It’s that time of year when we’re all reflecting on our gardens from the summer, and beginning to dream and even plan for next year. As we pull out half-dead tomato vines, prickly cucumber plants and tall tree-like sunflower stems, all the memories of the crops come flooding back. What were your favorites? What could you do without?
For me, it’s also the time of year when seed catalogues start coming in the mail. For my flower farm, I rely heavily on Baker Creek Heirloom Seeds and Geoseed, whereas for my vegetables I like to also order from Johnny’s Seeds. In addition to buying them new every year, I also try to plan strategically and save some of my own seeds. For me, this means choosing open-pollinated seeds that are either 1) particularly easy to save 2) are hard to find 3) cost a lot of money, or 4) are rare and/or tricky to find.
How many of you at home are saving seeds? In my experience, it seems as if some of us never even thought of it, while others have grown up saving seeds as an integral part of keeping their own garden. For those in the first camp, let me wax poetic on the process.

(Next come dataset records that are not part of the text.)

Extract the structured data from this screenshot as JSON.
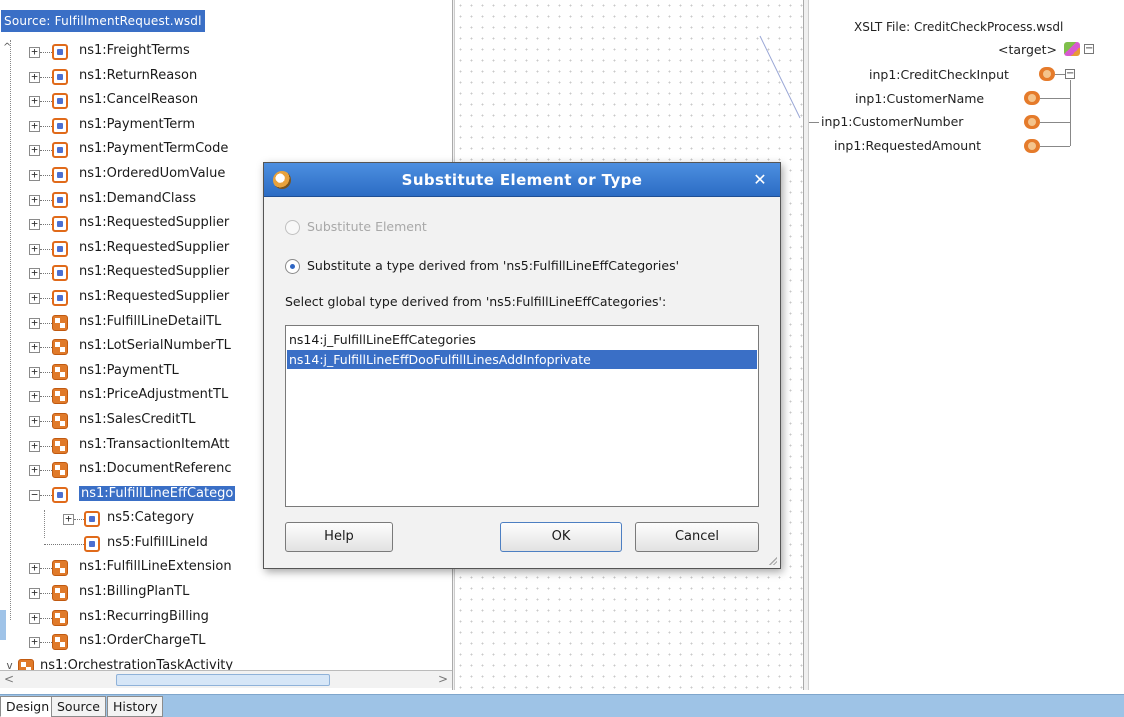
{
  "source_pane": {
    "title": "Source: FulfillmentRequest.wsdl",
    "tree": [
      {
        "label": "ns1:FreightTerms",
        "icon": "element"
      },
      {
        "label": "ns1:ReturnReason",
        "icon": "element"
      },
      {
        "label": "ns1:CancelReason",
        "icon": "element"
      },
      {
        "label": "ns1:PaymentTerm",
        "icon": "element"
      },
      {
        "label": "ns1:PaymentTermCode",
        "icon": "element"
      },
      {
        "label": "ns1:OrderedUomValue",
        "icon": "element"
      },
      {
        "label": "ns1:DemandClass",
        "icon": "element"
      },
      {
        "label": "ns1:RequestedSupplier",
        "icon": "element"
      },
      {
        "label": "ns1:RequestedSupplier",
        "icon": "element"
      },
      {
        "label": "ns1:RequestedSupplier",
        "icon": "element"
      },
      {
        "label": "ns1:RequestedSupplier",
        "icon": "element"
      },
      {
        "label": "ns1:FulfillLineDetailTL",
        "icon": "group"
      },
      {
        "label": "ns1:LotSerialNumberTL",
        "icon": "group"
      },
      {
        "label": "ns1:PaymentTL",
        "icon": "group"
      },
      {
        "label": "ns1:PriceAdjustmentTL",
        "icon": "group"
      },
      {
        "label": "ns1:SalesCreditTL",
        "icon": "group"
      },
      {
        "label": "ns1:TransactionItemAtt",
        "icon": "group"
      },
      {
        "label": "ns1:DocumentReferenc",
        "icon": "group"
      },
      {
        "label": "ns1:FulfillLineEffCatego",
        "icon": "element",
        "selected": true,
        "expanded": true
      },
      {
        "label": "ns5:Category",
        "icon": "element",
        "child": true
      },
      {
        "label": "ns5:FulfillLineId",
        "icon": "element",
        "child": true,
        "leaf": true
      },
      {
        "label": "ns1:FulfillLineExtension",
        "icon": "group"
      },
      {
        "label": "ns1:BillingPlanTL",
        "icon": "group"
      },
      {
        "label": "ns1:RecurringBilling",
        "icon": "group"
      },
      {
        "label": "ns1:OrderChargeTL",
        "icon": "group"
      },
      {
        "label": "ns1:OrchestrationTaskActivity",
        "icon": "group",
        "root": true
      }
    ]
  },
  "target_pane": {
    "title": "XSLT File: CreditCheckProcess.wsdl",
    "root_label": "<target>",
    "items": [
      {
        "label": "inp1:CreditCheckInput"
      },
      {
        "label": "inp1:CustomerName"
      },
      {
        "label": "inp1:CustomerNumber"
      },
      {
        "label": "inp1:RequestedAmount"
      }
    ]
  },
  "dialog": {
    "title": "Substitute Element or Type",
    "close_label": "✕",
    "option_element": "Substitute Element",
    "option_type": "Substitute a type derived from 'ns5:FulfillLineEffCategories'",
    "select_label": "Select global type derived from 'ns5:FulfillLineEffCategories':",
    "types": [
      "ns14:j_FulfillLineEffCategories",
      "ns14:j_FulfillLineEffDooFulfillLinesAddInfoprivate"
    ],
    "help_label": "Help",
    "ok_label": "OK",
    "cancel_label": "Cancel"
  },
  "tabs": [
    "Design",
    "Source",
    "History"
  ],
  "colors": {
    "selection": "#3a6fc6",
    "titlebar": "#2c6cc4",
    "tabbar": "#9ec3e6"
  }
}
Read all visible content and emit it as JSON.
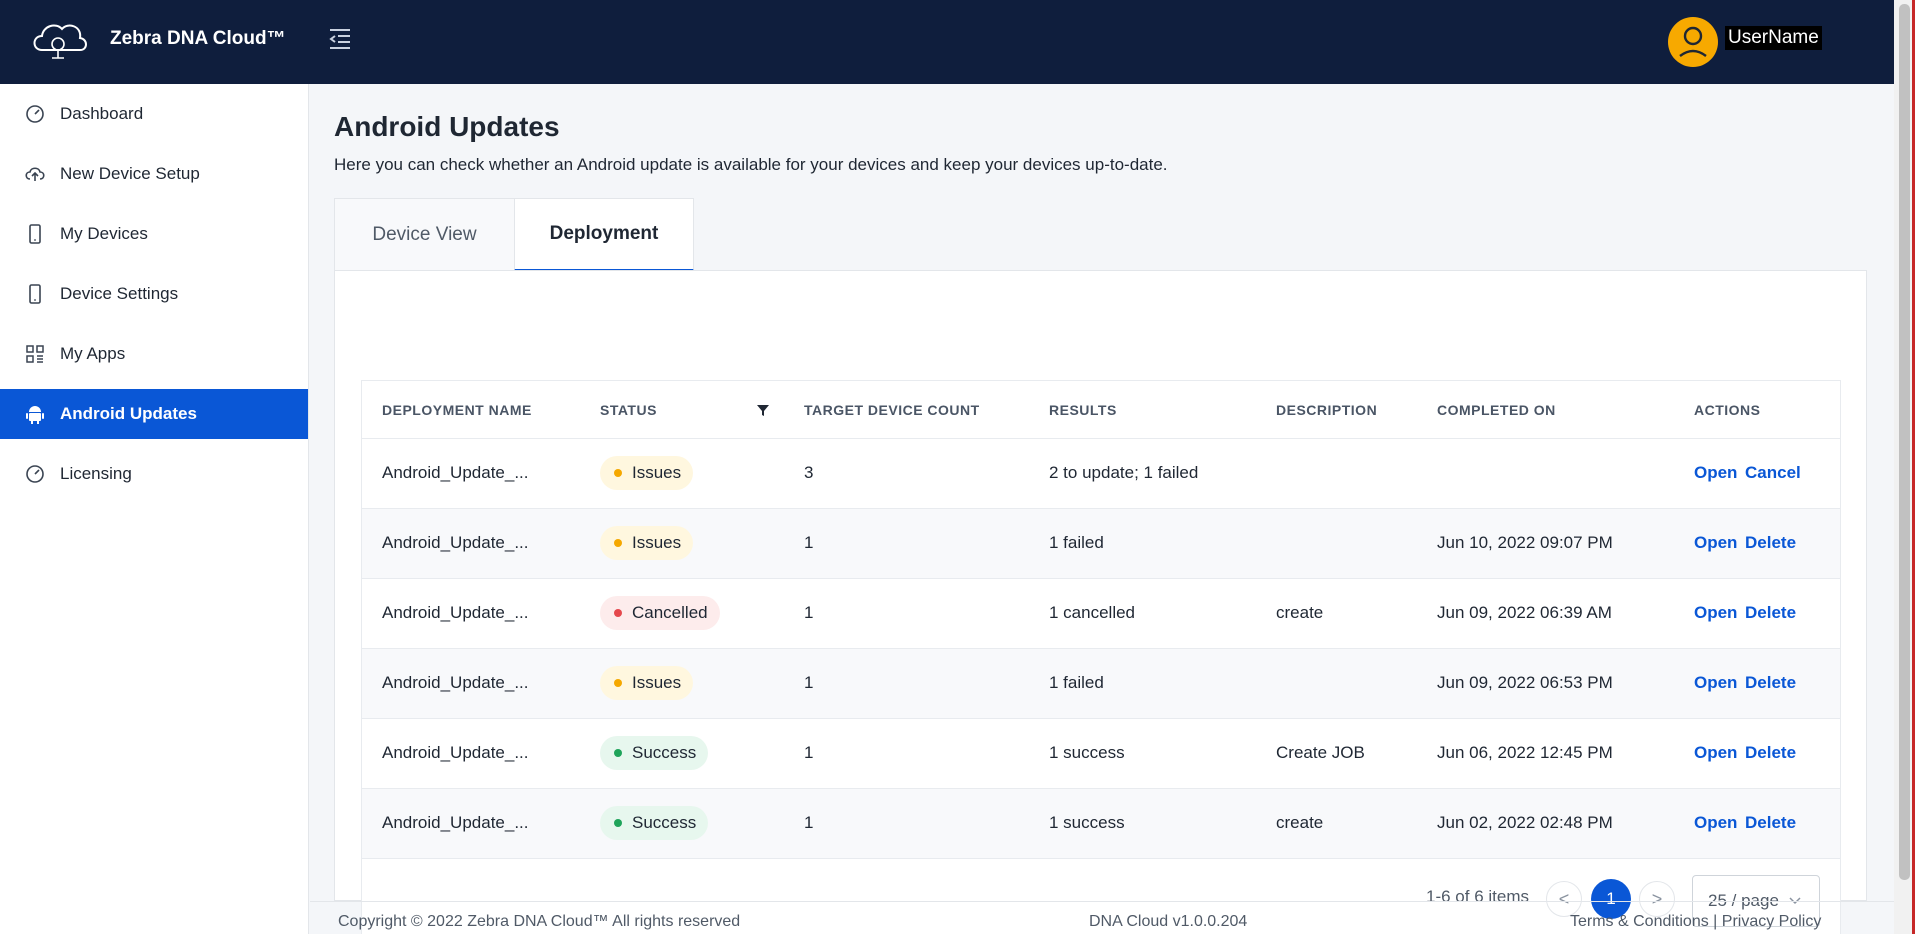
{
  "app": {
    "name": "Zebra DNA Cloud™",
    "username": "UserName"
  },
  "sidebar": {
    "items": [
      {
        "label": "Dashboard",
        "icon": "gauge-icon"
      },
      {
        "label": "New Device Setup",
        "icon": "cloud-upload-icon"
      },
      {
        "label": "My Devices",
        "icon": "phone-icon"
      },
      {
        "label": "Device Settings",
        "icon": "phone-icon"
      },
      {
        "label": "My Apps",
        "icon": "apps-grid-icon"
      },
      {
        "label": "Android Updates",
        "icon": "android-icon",
        "active": true
      },
      {
        "label": "Licensing",
        "icon": "gauge-icon"
      }
    ]
  },
  "page": {
    "title": "Android Updates",
    "description": "Here you can check whether an Android update is available for your devices and keep your devices up-to-date."
  },
  "tabs": [
    {
      "label": "Device View"
    },
    {
      "label": "Deployment",
      "selected": true
    }
  ],
  "table": {
    "headers": {
      "name": "DEPLOYMENT NAME",
      "status": "STATUS",
      "count": "TARGET DEVICE COUNT",
      "results": "RESULTS",
      "description": "DESCRIPTION",
      "completed": "COMPLETED ON",
      "actions": "ACTIONS"
    },
    "rows": [
      {
        "name": "Android_Update_...",
        "status": "Issues",
        "count": "3",
        "results": "2 to update; 1 failed",
        "description": "",
        "completed": "",
        "open": "Open",
        "action2": "Cancel"
      },
      {
        "name": "Android_Update_...",
        "status": "Issues",
        "count": "1",
        "results": "1 failed",
        "description": "",
        "completed": "Jun 10, 2022 09:07 PM",
        "open": "Open",
        "action2": "Delete"
      },
      {
        "name": "Android_Update_...",
        "status": "Cancelled",
        "count": "1",
        "results": "1 cancelled",
        "description": "create",
        "completed": "Jun 09, 2022 06:39 AM",
        "open": "Open",
        "action2": "Delete"
      },
      {
        "name": "Android_Update_...",
        "status": "Issues",
        "count": "1",
        "results": "1 failed",
        "description": "",
        "completed": "Jun 09, 2022 06:53 PM",
        "open": "Open",
        "action2": "Delete"
      },
      {
        "name": "Android_Update_...",
        "status": "Success",
        "count": "1",
        "results": "1 success",
        "description": "Create JOB",
        "completed": "Jun 06, 2022 12:45 PM",
        "open": "Open",
        "action2": "Delete"
      },
      {
        "name": "Android_Update_...",
        "status": "Success",
        "count": "1",
        "results": "1 success",
        "description": "create",
        "completed": "Jun 02, 2022 02:48 PM",
        "open": "Open",
        "action2": "Delete"
      }
    ]
  },
  "status_colors": {
    "Issues": {
      "bg": "#fff7df",
      "dot": "#f5a800"
    },
    "Cancelled": {
      "bg": "#fdecec",
      "dot": "#e5484d"
    },
    "Success": {
      "bg": "#e7f7ee",
      "dot": "#1fa45a"
    }
  },
  "pagination": {
    "summary": "1-6 of 6 items",
    "prev": "<",
    "current": "1",
    "next": ">",
    "page_size": "25 / page"
  },
  "footer": {
    "copyright": "Copyright © 2022 Zebra DNA Cloud™ All rights reserved",
    "version": "DNA Cloud v1.0.0.204",
    "links": "Terms & Conditions  |  Privacy Policy"
  },
  "colors": {
    "header_bg": "#0f1e3d",
    "accent": "#0a57d6",
    "avatar": "#f7a900"
  }
}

I didn’t fully appreciate the life cycle of plants until I started growing flowers. In vegetable farming, we dreaded that moment when the plants – lettuce or parsley or mustards – would ‘bolt’ (prematurely run to seed, the sign that the vegetative growing phase was over). As soon as that happened and often earlier, we would rip the plants out to make room for the next. But in flower farming, every day we’re coaxing the plants along to set them up for a smooth transition to this phase of blooming flowers right before setting seed. Watching these plants grow gave me an appreciation and a more complete understanding of the process as a whole, and the delicate stages of life in particular.
Growing plants with an eye towards seed saving is much the same. Here are some notes to get you started.
Harvesting and Cleaning: Dry Seeds
There are two main categories of seeds when viewed through the lens of seed saving: those with seeds that are dry when mature and those that are wet when mature. Dry seeds are a little more self-explanatory and include seeds found in peppers, beans, carrots, celosia, sunflowers, and onions, among many others.
To harvest, wait until many seeds have formed and, in many cases, turned a bit brown in color. Some plants, such as beans, make it easy – you can tell when the pod is dry and brown and the seeds shiny and hard. With other plants it’s a little trickier and you have to do some comparing between different seeds to be able to tell which ones are ready.
Although the process differs between different plants, the generalities are the same. Pull off lots of pods or flowers and collect in a container, then let them dry fully – which may take a few days. It’s preferable to leave the seeds on the plant until they’re mature and almost fully dry – but if you think it’s about to rain or you need to free up garden space, pull them off the plant at the last possible minute.
Then get to work separating the seed from its husk and any other plant debris. For large seeds such as beans, this could mean simply using your fingers to pull out the beans, or you could lay them all on a tarp on the ground and stomp on them. For fine seeds such as celosia, it’s a more delicate process of rubbing your hands together, letting the seeds fall into your container and the husks and debris float away with the wind. Here’s a great article on more ways to clean your seeds (known as threshing and winnowing).
Harvesting and Cleaning: Wet Seeds
For wet seeds such as tomatoes, many squashes, and eggplant, the process is a bit more complicated. We’ll use squash as an example. Cut open the squash and scoop out the insides with your hand, then throw all the innards into a big bowl and fill the bowl with water. The good, healthy seeds will sink to the bottom and the gook and deal seeds will float to the top. Carefully pour off most of the water, being sure to leave the seeds that have sunk to the bottom, and repeat the process a few times until you have isolated just clean, healthy seeds.
The next step is to dry the seeds. Use a strainer to get rid of excess water, and then dry the bottom of the strainer with a towel. You then want to set the seeds in a single layer on a piece of glass or ceramic flat surface. If kept in the cool and dark, they should be dry within a few days.
Many wet seeds, tomatoes included, need to undergo fermentation before you can store the seeds. Here’s a great article on this process.
Storing Dry and Wet Seeds
The final step is storage. Although some seeds need extra care, most of them will store fairly easily if you make sure they are dry enough before going into storage. When in doubt, dry them for a little longer.
Place your seeds in airtight containers such as mason jars or Tupperware. This will not only help regulate moisture, but will also keep out bugs that would love nothing more than to feast on your gorgeous seeds. Then, store somewhere cool and dark – the fridge is great, as is a basement room or a closet.
And voila! Make sure to date and label your seeds, and most will last anywhere from 1 – 3 years. Next year, grow and repeat!